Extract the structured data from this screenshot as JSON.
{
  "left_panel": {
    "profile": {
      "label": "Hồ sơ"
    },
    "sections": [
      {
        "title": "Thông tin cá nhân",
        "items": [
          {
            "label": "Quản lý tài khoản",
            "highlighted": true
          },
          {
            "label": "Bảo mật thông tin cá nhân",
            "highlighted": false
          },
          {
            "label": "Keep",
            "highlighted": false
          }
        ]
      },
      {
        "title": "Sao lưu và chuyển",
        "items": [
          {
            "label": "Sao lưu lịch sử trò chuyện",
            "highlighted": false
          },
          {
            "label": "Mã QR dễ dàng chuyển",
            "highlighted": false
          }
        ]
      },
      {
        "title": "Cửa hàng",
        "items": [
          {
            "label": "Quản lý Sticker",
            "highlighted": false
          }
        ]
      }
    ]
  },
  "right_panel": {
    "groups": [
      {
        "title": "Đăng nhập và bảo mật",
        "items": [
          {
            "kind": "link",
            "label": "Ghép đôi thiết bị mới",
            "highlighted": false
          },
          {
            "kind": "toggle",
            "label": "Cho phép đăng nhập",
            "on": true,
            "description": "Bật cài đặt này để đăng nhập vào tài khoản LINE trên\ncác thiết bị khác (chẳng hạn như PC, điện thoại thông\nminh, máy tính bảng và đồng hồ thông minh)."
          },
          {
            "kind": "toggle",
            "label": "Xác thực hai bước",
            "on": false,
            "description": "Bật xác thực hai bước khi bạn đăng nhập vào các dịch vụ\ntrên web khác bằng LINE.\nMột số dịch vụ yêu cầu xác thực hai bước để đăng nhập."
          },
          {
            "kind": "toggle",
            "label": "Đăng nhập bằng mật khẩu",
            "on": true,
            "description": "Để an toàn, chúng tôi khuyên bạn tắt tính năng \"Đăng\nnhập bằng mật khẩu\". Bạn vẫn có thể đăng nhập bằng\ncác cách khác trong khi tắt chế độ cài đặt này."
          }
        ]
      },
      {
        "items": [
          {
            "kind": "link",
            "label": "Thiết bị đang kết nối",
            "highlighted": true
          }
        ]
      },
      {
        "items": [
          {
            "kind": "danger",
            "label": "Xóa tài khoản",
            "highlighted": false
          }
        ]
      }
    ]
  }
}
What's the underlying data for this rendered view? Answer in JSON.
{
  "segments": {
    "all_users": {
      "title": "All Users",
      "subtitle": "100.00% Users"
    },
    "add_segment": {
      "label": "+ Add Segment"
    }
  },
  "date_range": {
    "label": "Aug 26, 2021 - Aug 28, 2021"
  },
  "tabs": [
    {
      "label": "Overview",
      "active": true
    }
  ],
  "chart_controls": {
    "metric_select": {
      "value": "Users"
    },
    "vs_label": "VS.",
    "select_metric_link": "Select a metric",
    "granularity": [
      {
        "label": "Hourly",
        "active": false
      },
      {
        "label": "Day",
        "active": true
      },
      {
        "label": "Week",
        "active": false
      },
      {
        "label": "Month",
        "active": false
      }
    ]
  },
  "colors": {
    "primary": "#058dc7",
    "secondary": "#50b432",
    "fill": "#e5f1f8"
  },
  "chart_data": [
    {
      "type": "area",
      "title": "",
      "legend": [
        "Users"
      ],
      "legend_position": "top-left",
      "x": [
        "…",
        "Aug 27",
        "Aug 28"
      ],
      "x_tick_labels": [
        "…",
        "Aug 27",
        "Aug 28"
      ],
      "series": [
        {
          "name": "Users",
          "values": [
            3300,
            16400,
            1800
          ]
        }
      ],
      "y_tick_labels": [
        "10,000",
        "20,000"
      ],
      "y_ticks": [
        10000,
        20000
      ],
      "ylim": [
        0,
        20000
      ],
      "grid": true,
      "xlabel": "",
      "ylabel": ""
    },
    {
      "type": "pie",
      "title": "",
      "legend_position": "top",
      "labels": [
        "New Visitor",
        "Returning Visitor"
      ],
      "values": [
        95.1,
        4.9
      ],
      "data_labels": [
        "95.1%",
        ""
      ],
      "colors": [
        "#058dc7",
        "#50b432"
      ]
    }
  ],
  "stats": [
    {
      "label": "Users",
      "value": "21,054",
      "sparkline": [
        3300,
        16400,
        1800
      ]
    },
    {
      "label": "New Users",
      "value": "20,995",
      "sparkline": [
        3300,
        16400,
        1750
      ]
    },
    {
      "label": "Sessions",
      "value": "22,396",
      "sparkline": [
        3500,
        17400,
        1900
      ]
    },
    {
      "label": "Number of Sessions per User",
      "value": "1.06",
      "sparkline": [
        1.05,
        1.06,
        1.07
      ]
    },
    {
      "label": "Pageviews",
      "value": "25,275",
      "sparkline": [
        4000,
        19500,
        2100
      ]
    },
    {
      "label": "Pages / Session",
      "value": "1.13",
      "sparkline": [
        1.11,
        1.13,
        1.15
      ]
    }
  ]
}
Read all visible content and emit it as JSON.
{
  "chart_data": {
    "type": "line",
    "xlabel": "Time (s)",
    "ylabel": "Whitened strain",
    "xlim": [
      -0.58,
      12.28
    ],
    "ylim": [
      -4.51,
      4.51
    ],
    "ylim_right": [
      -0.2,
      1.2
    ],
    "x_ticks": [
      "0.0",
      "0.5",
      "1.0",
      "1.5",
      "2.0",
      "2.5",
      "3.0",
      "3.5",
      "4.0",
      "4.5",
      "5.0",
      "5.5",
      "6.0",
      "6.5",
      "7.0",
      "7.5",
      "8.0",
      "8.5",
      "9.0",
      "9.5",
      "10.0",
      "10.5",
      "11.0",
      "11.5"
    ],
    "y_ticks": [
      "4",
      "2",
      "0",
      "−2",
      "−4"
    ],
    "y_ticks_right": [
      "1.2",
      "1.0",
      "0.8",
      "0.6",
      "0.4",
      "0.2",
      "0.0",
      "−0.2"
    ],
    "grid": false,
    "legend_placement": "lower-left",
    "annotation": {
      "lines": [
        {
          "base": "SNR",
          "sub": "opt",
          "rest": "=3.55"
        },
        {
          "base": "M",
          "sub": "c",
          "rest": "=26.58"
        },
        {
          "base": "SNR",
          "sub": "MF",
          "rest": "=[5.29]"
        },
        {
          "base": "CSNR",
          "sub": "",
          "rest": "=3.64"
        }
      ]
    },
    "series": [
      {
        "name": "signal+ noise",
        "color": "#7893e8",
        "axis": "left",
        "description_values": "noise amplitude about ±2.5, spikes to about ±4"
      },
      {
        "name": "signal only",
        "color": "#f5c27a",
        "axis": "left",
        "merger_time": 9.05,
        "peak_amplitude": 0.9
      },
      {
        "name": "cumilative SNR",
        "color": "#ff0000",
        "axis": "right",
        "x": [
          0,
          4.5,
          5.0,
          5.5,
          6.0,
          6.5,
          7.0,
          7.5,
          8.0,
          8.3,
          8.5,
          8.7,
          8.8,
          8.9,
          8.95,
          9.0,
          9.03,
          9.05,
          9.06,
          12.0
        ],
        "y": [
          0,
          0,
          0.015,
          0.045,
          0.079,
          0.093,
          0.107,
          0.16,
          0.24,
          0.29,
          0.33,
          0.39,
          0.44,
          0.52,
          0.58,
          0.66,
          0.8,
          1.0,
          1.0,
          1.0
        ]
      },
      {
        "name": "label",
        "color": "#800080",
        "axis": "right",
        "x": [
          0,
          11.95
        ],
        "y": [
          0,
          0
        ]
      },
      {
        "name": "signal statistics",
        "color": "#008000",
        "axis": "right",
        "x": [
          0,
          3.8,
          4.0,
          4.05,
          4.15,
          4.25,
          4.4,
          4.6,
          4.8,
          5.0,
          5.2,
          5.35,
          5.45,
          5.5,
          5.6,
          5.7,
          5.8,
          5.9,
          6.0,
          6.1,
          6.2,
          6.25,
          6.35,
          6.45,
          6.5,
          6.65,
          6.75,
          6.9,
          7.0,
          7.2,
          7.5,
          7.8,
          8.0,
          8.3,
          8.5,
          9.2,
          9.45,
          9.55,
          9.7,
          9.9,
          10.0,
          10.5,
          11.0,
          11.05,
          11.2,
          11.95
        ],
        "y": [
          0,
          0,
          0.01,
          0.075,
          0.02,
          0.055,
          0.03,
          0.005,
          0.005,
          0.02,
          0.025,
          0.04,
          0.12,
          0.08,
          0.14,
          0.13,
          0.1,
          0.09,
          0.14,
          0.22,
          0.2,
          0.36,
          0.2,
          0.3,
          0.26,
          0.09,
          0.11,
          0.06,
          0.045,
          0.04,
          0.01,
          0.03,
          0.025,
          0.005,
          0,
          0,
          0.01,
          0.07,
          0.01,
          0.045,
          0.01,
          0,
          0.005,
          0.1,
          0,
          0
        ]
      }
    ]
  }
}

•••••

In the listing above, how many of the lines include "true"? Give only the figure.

**ANSWER FOR THE TASK**
7